Pursuant to the Governmental Immunity Act (the Act), public entities and public employees acting within the scope of their employment are immune from any tort claim that does not fall within one of the six limited areas for which immunity has been waived or unless the act or omission causing the injury was willful and wanton. See §§ 24-10-106(1) & 24-10-118(2), C.R.S. (1988 Repl.Vol. 10A). Here, plaintiffs have not asserted that their negligence claim was within any of the six exceptions set forth in § 24-10-106(1).
Although the phrase "willful and wanton" is defined in other statutes, it is not defined by the Act. However, in its recent decision holding that a state patrolman's conduct was not willful and wanton, the supreme court referred to several definitions, all of which involved an element of conscious disregard for the safety of others. See Moody v. Ungerer, supra.
Similarly, in Duong v. County of Arapahoe, supra, a division of this court held that the defendants were entitled to immunity because the plaintiffs had presented no evidence that the defendants acted willfully and wantonly in failing to install security measures that could have prevented a man from killing his wife in a courthouse. And, in a case more closely related to the facts before us, this court held that the police officers' refusal to transport a stranded motorist to her destination, which could have prevented a subsequent assault on the woman, was not willful and wanton. See Whitcomb v. City & County of Denver, 731 P.2d 749 (Colo.App. 1986).
The circumstances of an incident often constitute the only available evidence on the issue of an actor's state of mind. See Navratil v. Parker, 726 F. Supp. 800 (D.Colo.1989) (applying Colorado law, court held that defendant would be liable for willful and wanton conduct only if he acted not only negligently, but either with the intent to injure, or in conscious disregard of the probability that his acts would result in injury to the plaintiff).
Here, it was undisputed that plaintiffs did not ask Deyoe to give them a ride home or to make a call for them. According to plaintiffs' depositions, they did not attempt to telephone their parents or anyone else to request a ride. Instead, they elected to walk to a nearby restaurant where Jennifer was employed and asked her co-workers for a ride. Plaintiffs chose to wait at least an hour in the shopping center until the restaurant closed and then rode part way home with one of Jennifer's co-workers.
In his written report after the incident and in his affidavit, Deyoe stated that he told plaintiffs they would need to find a ride and that, when he left them in the shopping center, there were businesses open and telephones available. Further, in his affidavit and deposition, he stated that before he left the scene he saw plaintiffs walking toward the restaurantwhich was still openwhere Jennifer had said she was employed and *402 where she had indicated she would seek a ride.

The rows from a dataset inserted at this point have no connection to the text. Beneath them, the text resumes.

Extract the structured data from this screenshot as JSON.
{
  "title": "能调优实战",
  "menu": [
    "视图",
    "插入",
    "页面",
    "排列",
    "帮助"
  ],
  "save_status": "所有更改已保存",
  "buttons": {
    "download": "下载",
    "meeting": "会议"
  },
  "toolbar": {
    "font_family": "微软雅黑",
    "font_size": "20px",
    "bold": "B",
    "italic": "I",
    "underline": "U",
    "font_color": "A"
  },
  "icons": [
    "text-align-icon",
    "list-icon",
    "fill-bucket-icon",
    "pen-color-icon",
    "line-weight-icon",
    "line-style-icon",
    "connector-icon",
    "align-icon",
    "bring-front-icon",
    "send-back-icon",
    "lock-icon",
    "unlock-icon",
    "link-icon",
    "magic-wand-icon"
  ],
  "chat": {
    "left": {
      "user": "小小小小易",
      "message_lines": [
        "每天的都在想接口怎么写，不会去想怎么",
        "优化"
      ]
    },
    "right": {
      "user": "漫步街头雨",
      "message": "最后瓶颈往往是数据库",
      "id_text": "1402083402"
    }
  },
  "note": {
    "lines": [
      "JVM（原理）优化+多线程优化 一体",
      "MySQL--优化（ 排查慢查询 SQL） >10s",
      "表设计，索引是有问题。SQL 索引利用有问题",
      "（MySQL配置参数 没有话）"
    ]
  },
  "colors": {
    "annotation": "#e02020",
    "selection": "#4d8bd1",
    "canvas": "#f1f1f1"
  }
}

Under these circumstances, the record supports the trial court's determination that, as a matter of law, Deyoe's actions did not approach the level of culpable conduct required to abrogate the immunity conferred by § 24-10-118(2) because the actions were not willful and wanton. See Navratil v. Parker, supra; Trinity Broadcasting of Denver, Inc. v. City of Westminster, supra; Cline v. Rabson, 862 P.2d 1035 (Colo.App.1993) (factual disputes concerning immunity issues are for the court alone, and not a jury, to determine).
Based upon our resolution of these contentions, we consider it unnecessary to address plaintiffs' other arguments.
HUME and BRIGGS, JJ., concur.